(Reuters) - After years of debate since the financial crisis, the U.S. Securities and Exchange Commission adopted reforms on Wednesday designed to protect the $2.6 trillion money market mutual fund industry from investor runs.
Below is a summary of the main reforms and some related measures in light of new structural changes for money funds.
*Prime funds, including institutional municipal funds, will be required to maintain a floating net asset value rounded to the fourth decimal place.
*Government and retail funds are exempt from this requirement; municipal tax-exempt funds are exempt if they meet the definition of “retail.”
*Retail is defined as an account whose beneficial owner is an individual shareholder with a tax I.D. or social security number.
*Shareholders in funds with a floating NAV could measure net gains and losses for tax purposes without tracking transaction by transaction, under proposed guidance by the U.S. Treasury.
*Investors who do not use this simplified method will get full relief from “wash sale” tax rules.

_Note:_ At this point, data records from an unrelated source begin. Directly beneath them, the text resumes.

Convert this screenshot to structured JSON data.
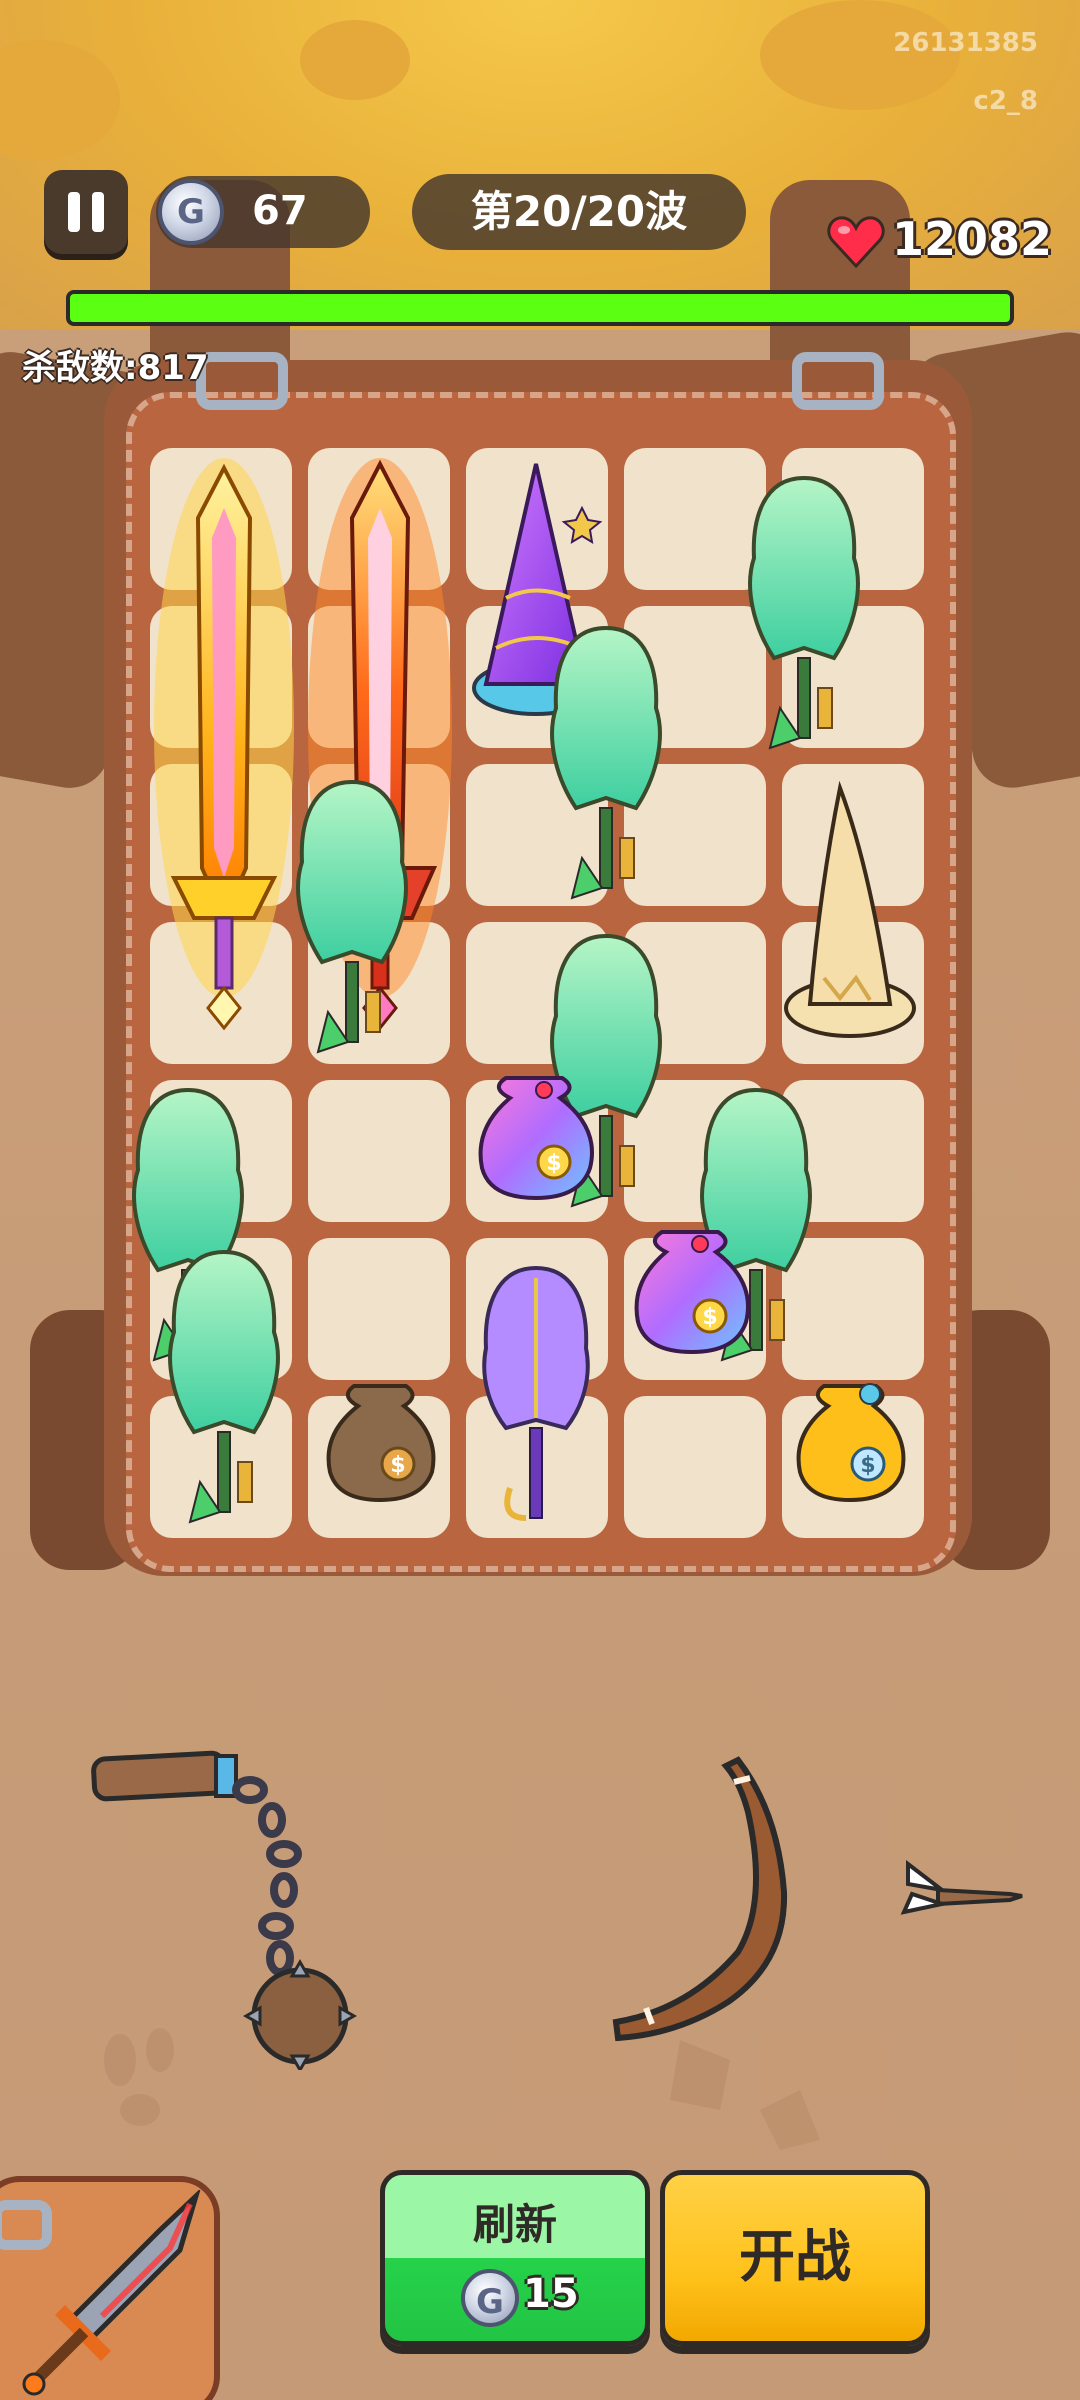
{
  "hud": {
    "build_id": "26131385",
    "build_tag": "c2_8",
    "coins": "67",
    "wave": "第20/20波",
    "hp": "12082",
    "kills": "杀敌数:817",
    "hp_bar_fill": 1.0
  },
  "backpack": {
    "rows": 7,
    "cols": 5,
    "items": [
      "flame-sword-gold",
      "flame-sword-red",
      "purple-wizard-hat",
      "jade-staff",
      "jade-staff",
      "jade-staff",
      "beige-wizard-hat",
      "jade-staff",
      "rainbow-money-bag",
      "jade-staff",
      "jade-staff",
      "rainbow-money-bag",
      "purple-staff",
      "brown-money-bag",
      "gold-money-bag"
    ]
  },
  "shop": {
    "items": [
      "flail",
      "boomerang",
      "dart"
    ]
  },
  "buttons": {
    "refresh_label": "刷新",
    "refresh_cost": "15",
    "fight_label": "开战"
  },
  "colors": {
    "hp_bar": "#5aff12",
    "refresh_button": "#26d24a",
    "fight_button": "#ffc21c",
    "backpack": "#b9653f"
  }
}
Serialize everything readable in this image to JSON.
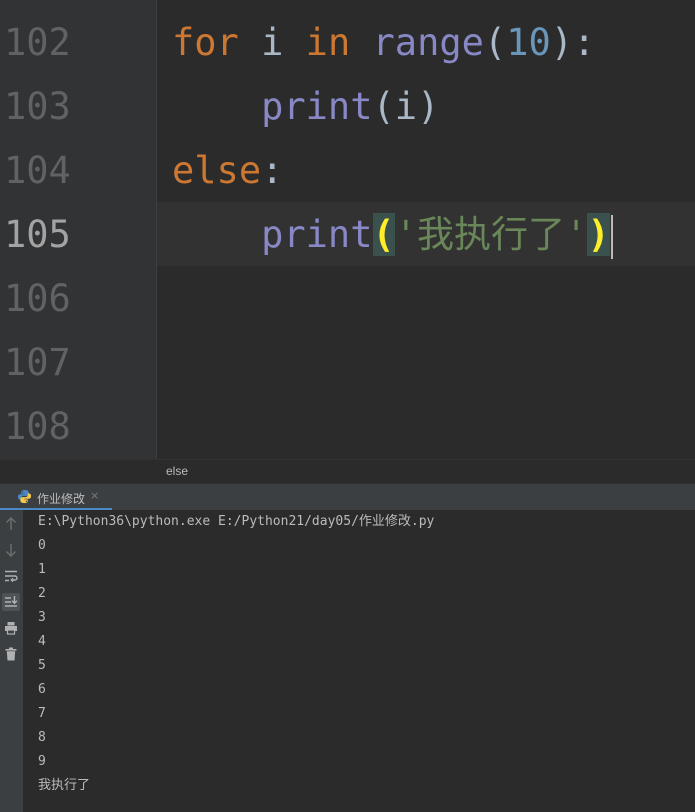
{
  "editor": {
    "line_numbers": [
      "102",
      "103",
      "104",
      "105",
      "106",
      "107",
      "108"
    ],
    "current_line": "105",
    "code": {
      "line_102": {
        "kw_for": "for",
        "var_i": "i",
        "kw_in": "in",
        "fn_range": "range",
        "paren_open": "(",
        "num": "10",
        "paren_close": ")",
        "colon": ":"
      },
      "line_103": {
        "indent": "    ",
        "fn_print": "print",
        "paren_open": "(",
        "arg": "i",
        "paren_close": ")"
      },
      "line_104": {
        "kw_else": "else",
        "colon": ":"
      },
      "line_105": {
        "indent": "    ",
        "fn_print": "print",
        "paren_open": "(",
        "string": "'我执行了'",
        "paren_close": ")"
      }
    }
  },
  "breadcrumb": {
    "text": "else"
  },
  "run_panel": {
    "tab_label": "作业修改",
    "tab_close": "×",
    "toolbar_icons": [
      "arrow-up-icon",
      "arrow-down-icon",
      "soft-wrap-icon",
      "scroll-to-end-icon",
      "print-icon",
      "trash-icon"
    ],
    "output": [
      "E:\\Python36\\python.exe E:/Python21/day05/作业修改.py",
      "0",
      "1",
      "2",
      "3",
      "4",
      "5",
      "6",
      "7",
      "8",
      "9",
      "我执行了"
    ]
  },
  "colors": {
    "keyword": "#cc7832",
    "builtin": "#8888c6",
    "number": "#6897bb",
    "string": "#6a8759",
    "brace_match": "#ffef28",
    "tab_underline": "#4a88c7"
  }
}
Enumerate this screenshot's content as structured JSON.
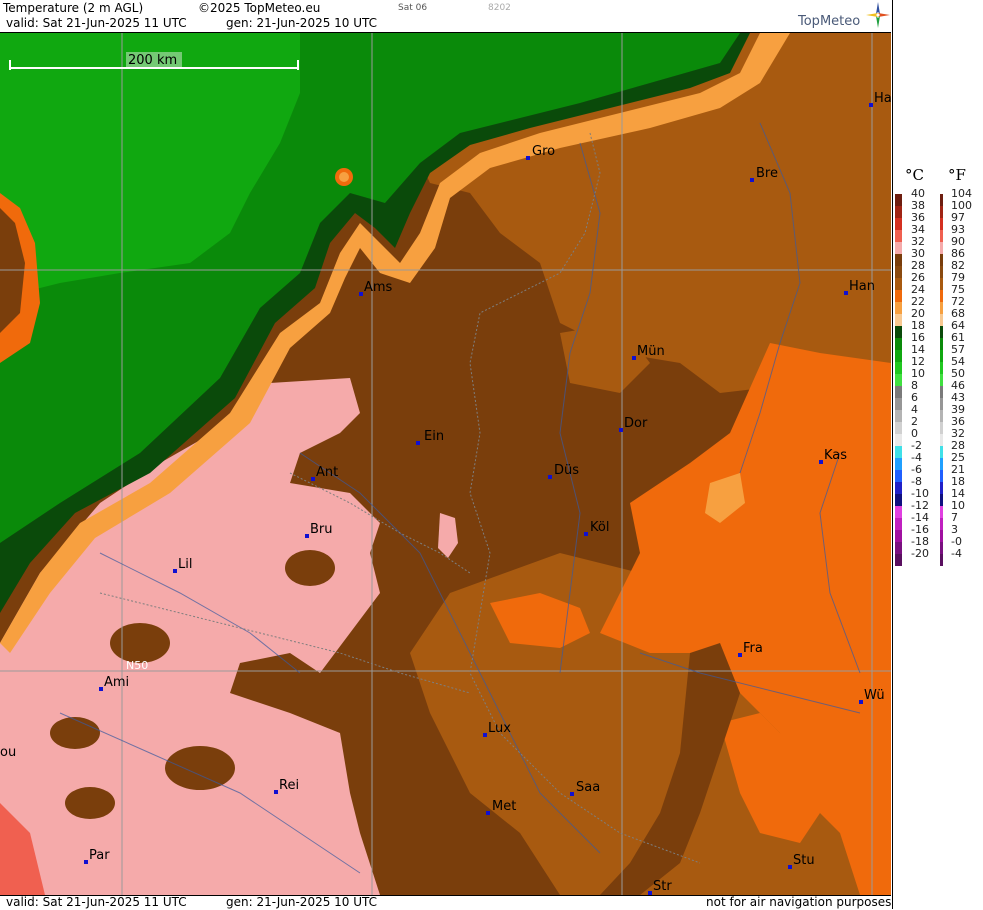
{
  "header": {
    "title": "Temperature (2 m AGL)",
    "copyright": "©2025 TopMeteo.eu",
    "model": "Sat 06",
    "code": "8202",
    "valid": "valid:  Sat  21-Jun-2025  11 UTC",
    "generated": "gen:  21-Jun-2025 10 UTC",
    "logo_text": "TopMeteo"
  },
  "map": {
    "scale_label": "200 km",
    "lat_label": "N50",
    "cities": [
      {
        "name": "Gro"
      },
      {
        "name": "Bre"
      },
      {
        "name": "Ha"
      },
      {
        "name": "Ams"
      },
      {
        "name": "Han"
      },
      {
        "name": "Mün"
      },
      {
        "name": "Ein"
      },
      {
        "name": "Dor"
      },
      {
        "name": "Ant"
      },
      {
        "name": "Düs"
      },
      {
        "name": "Kas"
      },
      {
        "name": "Bru"
      },
      {
        "name": "Köl"
      },
      {
        "name": "Lil"
      },
      {
        "name": "Fra"
      },
      {
        "name": "Ami"
      },
      {
        "name": "Wü"
      },
      {
        "name": "Lux"
      },
      {
        "name": "ou"
      },
      {
        "name": "Rei"
      },
      {
        "name": "Saa"
      },
      {
        "name": "Met"
      },
      {
        "name": "Par"
      },
      {
        "name": "Stu"
      },
      {
        "name": "Str"
      }
    ]
  },
  "footer": {
    "valid": "valid:  Sat  21-Jun-2025  11 UTC",
    "generated": "gen:  21-Jun-2025 10 UTC",
    "disclaimer": "not for air navigation purposes"
  },
  "legend": {
    "celsius_title": "°C",
    "fahrenheit_title": "°F",
    "celsius": [
      "40",
      "38",
      "36",
      "34",
      "32",
      "30",
      "28",
      "26",
      "24",
      "22",
      "20",
      "18",
      "16",
      "14",
      "12",
      "10",
      "8",
      "6",
      "4",
      "2",
      "0",
      "-2",
      "-4",
      "-6",
      "-8",
      "-10",
      "-12",
      "-14",
      "-16",
      "-18",
      "-20"
    ],
    "fahrenheit": [
      "104",
      "100",
      "97",
      "93",
      "90",
      "86",
      "82",
      "79",
      "75",
      "72",
      "68",
      "64",
      "61",
      "57",
      "54",
      "50",
      "46",
      "43",
      "39",
      "36",
      "32",
      "28",
      "25",
      "21",
      "18",
      "14",
      "10",
      "7",
      "3",
      "-0",
      "-4"
    ],
    "colors": [
      "#6e1e10",
      "#a02414",
      "#d43020",
      "#f06050",
      "#f5aaaa",
      "#7a3e0c",
      "#8a4a10",
      "#a85a10",
      "#f06a0c",
      "#f7a040",
      "#f8c890",
      "#0a4a0a",
      "#0a8a0a",
      "#10a810",
      "#20c820",
      "#40e040",
      "#7a7a7a",
      "#969696",
      "#b4b4b4",
      "#d0d0d0",
      "#e8e8e8",
      "#40e0e8",
      "#20a0ff",
      "#2060ff",
      "#2020c8",
      "#101080",
      "#e040e0",
      "#c020c0",
      "#a010a0",
      "#7a1080",
      "#5a1060"
    ]
  }
}
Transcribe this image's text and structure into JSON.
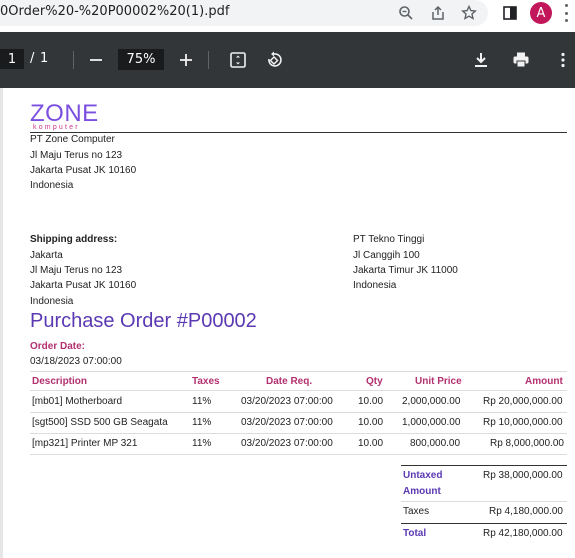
{
  "browser": {
    "url_text": "0Order%20-%20P00002%20(1).pdf",
    "avatar_letter": "A"
  },
  "pdf_toolbar": {
    "page_current": "1",
    "page_sep": "/",
    "page_total": "1",
    "zoom": "75%"
  },
  "company": {
    "logo_text": "ZONE",
    "logo_subtext": "komputer",
    "address": [
      "PT Zone Computer",
      "Jl Maju Terus no 123",
      "Jakarta Pusat JK 10160",
      "Indonesia"
    ]
  },
  "shipping": {
    "label": "Shipping address:",
    "lines": [
      "Jakarta",
      "Jl Maju Terus no 123",
      "Jakarta Pusat JK 10160",
      "Indonesia"
    ]
  },
  "vendor": {
    "lines": [
      "PT Tekno Tinggi",
      "Jl Canggih 100",
      "Jakarta Timur JK 11000",
      "Indonesia"
    ]
  },
  "order": {
    "title": "Purchase Order #P00002",
    "date_label": "Order Date:",
    "date_value": "03/18/2023 07:00:00"
  },
  "table": {
    "headers": [
      "Description",
      "Taxes",
      "Date Req.",
      "Qty",
      "Unit Price",
      "Amount"
    ],
    "rows": [
      [
        "[mb01] Motherboard",
        "11%",
        "03/20/2023 07:00:00",
        "10.00",
        "2,000,000.00",
        "Rp 20,000,000.00"
      ],
      [
        "[sgt500] SSD 500 GB Seagata",
        "11%",
        "03/20/2023 07:00:00",
        "10.00",
        "1,000,000.00",
        "Rp 10,000,000.00"
      ],
      [
        "[mp321] Printer MP 321",
        "11%",
        "03/20/2023 07:00:00",
        "10.00",
        "800,000.00",
        "Rp 8,000,000.00"
      ]
    ]
  },
  "totals": {
    "untaxed_label_1": "Untaxed",
    "untaxed_label_2": "Amount",
    "untaxed_value": "Rp 38,000,000.00",
    "taxes_label": "Taxes",
    "taxes_value": "Rp 4,180,000.00",
    "total_label": "Total",
    "total_value": "Rp 42,180,000.00"
  }
}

*SEC’s rules kick in after two years.
*Fund boards can charge liquidity fees up to two percent of all redemptions if weekly liquid assets fall below 30 percent, and would be required to charge one percent if it falls below 10 percent.
*Redemption gates could be lowered using the same threshold, and could only last for 10 business days.
*Money funds need to disclose quickly if weekly liquid assets fall below 10 percent.
*Government funds are exempt from fees and gates, but can opt in with proper disclosure.
*Rule takes effect in two years.
*Funds must disclose on their websites certain data including daily and weekly liquid assets.
*Funds must abide by new “material event” disclosures such as imposing fees and gates.
*They also must tell the public if they have received any fund sponsor support in last 10 years.
*The SEC will remove a 60-day delay in public reporting on portfolio holdings.
*Private large “liquidity” funds will be required to report more confidential data to the SEC, in an effort to monitor the market and make sure money from money funds does not migrate into less transparent funds.
*Money funds will face tougher diversification requirements in a number of areas.
*They will also face additional “stress testing” scenarios.
*Material disclosure rules will kick in after nine months; other reforms take effect after 18 months.
*The SEC re-proposed an older measure required by the 2010 Dodd-Frank law to strip references to credit ratings out of money fund rules.
*Removal is designed to reduce investor reliance on ratings as a benchmark for credit quality.
*Instead of a rating, fund board would decide whether a security it invests in presents minimal credit risks.
Compiled by Sarah N. Lynch in Washington; Editing by Grant McCool